News of a female appearing on a golf course south of Sheffield in May 1990 and showing very well, was our first chance to see this sought after rare Falcon. A hot sunny Sunday morning (27 May) just over the South Yorkshire/Derbyshire county border into Derbyshire at Unstone, Dronfield and the 'Red-foot' was working its way along the fence line by a path near the golf course. What I do remember is that at one stage it kept coming closer to the birders and wasn't fazed by its admirers. I took a few photos below and it was nice to get the subject matter in range of the 500mm Mirror Lens. You may have guessed the lens type from the doughnut rings.

Red-footed Falcon (female), nr Dronfield, Derbys. 27 May 1990

Seen a dozen more Red-footed Falcons here in GB all bar one in the Spring, the exception being an immature male present in Lincolnshire one August...and its underwing looked barred. However, the first one still ranks as the best, probably because it was my first sighting, but this combined with the fantastic views that allowed for a nice study of its behaviour and plumage. Was it an adult or (advanced) immature female? Not the greatest of photos, it looks mature in the main but just about remember the presence of some brown amongst the blue upperwing feathers that may be discernible above.

Here's hoping for another irruption just like in Spring 1992.

Red-footed Falcon (male), Deeping Fen, Lincs. August 2003

Red-footed Falcon (female), Ingleby, Derbys. 24 May 2008

Red-footed Falcon (male), Rendlesham Forest, Suffolk. 04 May 2019

I've seen this species on a few occasions away from GB over on Cyprus, notably in Sep/Oct 2014 and October 2017.

In Sep/Oct 2014 there were many Red-footed Falcons staging in the southern coastal fields near Mandria, a favoured spot for them on autumn passage. Timing is crucial here, their appearance at and departure from a staging site can be unpredictable. I was lucky to share an amazing birding spectacle with other birders as it unfolded one afternoon. Scanning from the church by the coast around 30 Red-footed Falcons could be seen sat in the furrowed fields or hanging in the wind looking for food. Most being female or juveniles with a few adult males present as well. An impressive number but only when the birds were spooked did the true number reveal themselves with at least 200 airborne, a sight stretching back a mile or so towards the village.

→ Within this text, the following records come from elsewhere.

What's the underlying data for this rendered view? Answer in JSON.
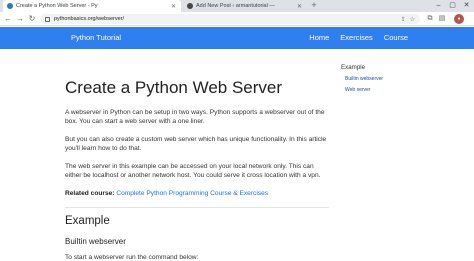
{
  "browser": {
    "tabs": [
      {
        "title": "Create a Python Web Server - Py",
        "active": true
      },
      {
        "title": "Add New Post ‹ armantutorial —",
        "active": false
      }
    ],
    "url": "pythonbasics.org/webserver/"
  },
  "navbar": {
    "brand": "Python Tutorial",
    "links": [
      "Home",
      "Exercises",
      "Course"
    ],
    "color": "#2f7ff0"
  },
  "article": {
    "title": "Create a Python Web Server",
    "paragraphs": [
      "A webserver in Python can be setup in two ways. Python supports a webserver out of the box. You can start a web server with a one liner.",
      "But you can also create a custom web server which has unique functionality. In this article you'll learn how to do that.",
      "The web server in this example can be accessed on your local network only. This can either be localhost or another network host. You could serve it cross location with a vpn."
    ],
    "related_label": "Related course:",
    "related_link": "Complete Python Programming Course & Exercises",
    "section_heading": "Example",
    "subheading": "Builtin webserver",
    "cut_line": "To start a webserver run the command below:"
  },
  "sidebar": {
    "title": "Example",
    "links": [
      "Builtin webserver",
      "Web server"
    ]
  }
}
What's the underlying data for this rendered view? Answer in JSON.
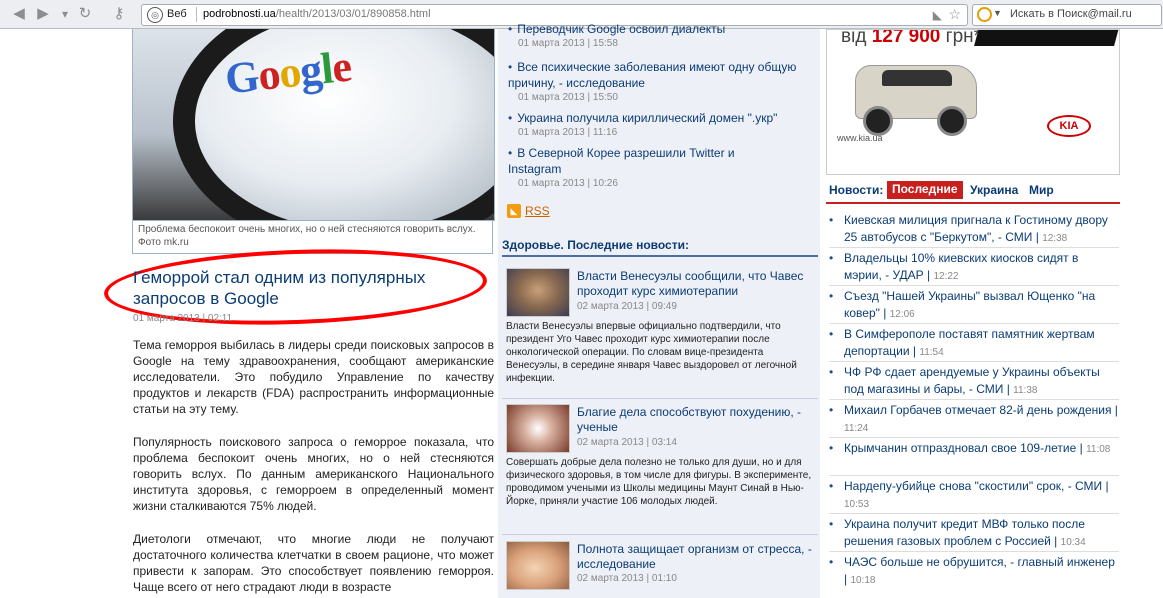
{
  "browser": {
    "search_kind": "Веб",
    "url_host": "podrobnosti.ua",
    "url_path": "/health/2013/03/01/890858.html",
    "search_placeholder": "Искать в Поиск@mail.ru"
  },
  "article": {
    "image_alt_logo": "Google",
    "photo_caption": "Проблема беспокоит очень многих, но о ней стесняются говорить вслух. Фото mk.ru",
    "title": "Геморрой стал одним из популярных запросов в Google",
    "date": "01 марта 2013 | 02:11",
    "paragraphs": [
      "Тема геморроя выбилась в лидеры среди поисковых запросов в Google на тему здравоохранения, сообщают американские исследователи. Это побудило Управление по качеству продуктов и лекарств (FDA) распространить информационные статьи на эту тему.",
      "Популярность поискового запроса о геморрое показала, что проблема беспокоит очень многих, но о ней стесняются говорить вслух. По данным американского Национального института здоровья, с геморроем в определенный момент жизни сталкиваются 75% людей.",
      "Диетологи отмечают, что многие люди не получают достаточного количества клетчатки в своем рационе, что может привести к запорам. Это способствует появлению геморроя. Чаще всего от него страдают люди в возрасте"
    ]
  },
  "related": [
    {
      "title": "Переводчик Google освоил диалекты",
      "date": "01 марта 2013 | 15:58"
    },
    {
      "title": "Все психические заболевания имеют одну общую причину, - исследование",
      "date": "01 марта 2013 | 15:50"
    },
    {
      "title": "Украина получила кириллический домен \".укр\"",
      "date": "01 марта 2013 | 11:16"
    },
    {
      "title": "В Северной Корее разрешили Twitter и Instagram",
      "date": "01 марта 2013 | 10:26"
    }
  ],
  "rss_label": "RSS",
  "health": {
    "heading": "Здоровье. Последние новости:",
    "items": [
      {
        "title": "Власти Венесуэлы сообщили, что Чавес проходит курс химиотерапии",
        "date": "02 марта 2013 | 09:49",
        "desc": "Власти Венесуэлы впервые официально подтвердили, что президент Уго Чавес проходит курс химиотерапии после онкологической операции. По словам вице-президента Венесуэлы, в середине января Чавес выздоровел от легочной инфекции."
      },
      {
        "title": "Благие дела способствуют похудению, - ученые",
        "date": "02 марта 2013 | 03:14",
        "desc": "Совершать добрые дела полезно не только для души, но и для физического здоровья, в том числе для фигуры. В эксперименте, проводимом учеными из Школы медицины Маунт Синай в Нью-Йорке, приняли участие 106 молодых людей."
      },
      {
        "title": "Полнота защищает организм от стресса, - исследование",
        "date": "02 марта 2013 | 01:10",
        "desc": ""
      }
    ]
  },
  "ad": {
    "price_prefix": "від",
    "price_value": "127 900",
    "price_suffix": "грн*",
    "site": "www.kia.ua",
    "brand": "KIA"
  },
  "news_tabs": {
    "label": "Новости:",
    "tabs": [
      "Последние",
      "Украина",
      "Мир"
    ]
  },
  "news": [
    {
      "title": "Киевская милиция пригнала к Гостиному двору 25 автобусов с \"Беркутом\", - СМИ",
      "time": "12:38"
    },
    {
      "title": "Владельцы 10% киевских киосков сидят в мэрии, - УДАР",
      "time": "12:22"
    },
    {
      "title": "Съезд \"Нашей Украины\" вызвал Ющенко \"на ковер\"",
      "time": "12:06"
    },
    {
      "title": "В Симферополе поставят памятник жертвам депортации",
      "time": "11:54"
    },
    {
      "title": "ЧФ РФ сдает арендуемые у Украины объекты под магазины и бары, - СМИ",
      "time": "11:38"
    },
    {
      "title": "Михаил Горбачев отмечает 82-й день рождения",
      "time": "11:24"
    },
    {
      "title": "Крымчанин отпраздновал свое 109-летие",
      "time": "11:08"
    },
    {
      "title": "Нардепу-убийце снова \"скостили\" срок, - СМИ",
      "time": "10:53"
    },
    {
      "title": "Украина получит кредит МВФ только после решения газовых проблем с Россией",
      "time": "10:34"
    },
    {
      "title": "ЧАЭС больше не обрушится, - главный инженер",
      "time": "10:18"
    }
  ]
}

Red-footed Falcons Mandria, Cyprus, Sep/Oct 2014

In Oct 2017 a dozen or so were present in the same fields near Mandria but at distance. In the evening, a few miles inland above Paphos Plain at Asprokremmos Dam, 4 Red-footed Falcons were hunting insects along the road leading in from the south, and barely above head height. A Hobby joined them and gave an excellent opportunity to study the two species hunting flights. The 'Red-foots' were unpredictable, each moving like like an unleashed flying clockwork toy whereas the Hobby curved out a regular flight path in search of the dragonflies on offer. It was easier to track onto the Hobby when trying to video the spectacle. Video footage from about half way in at Birding Cyprus (October 2017). Enjoy.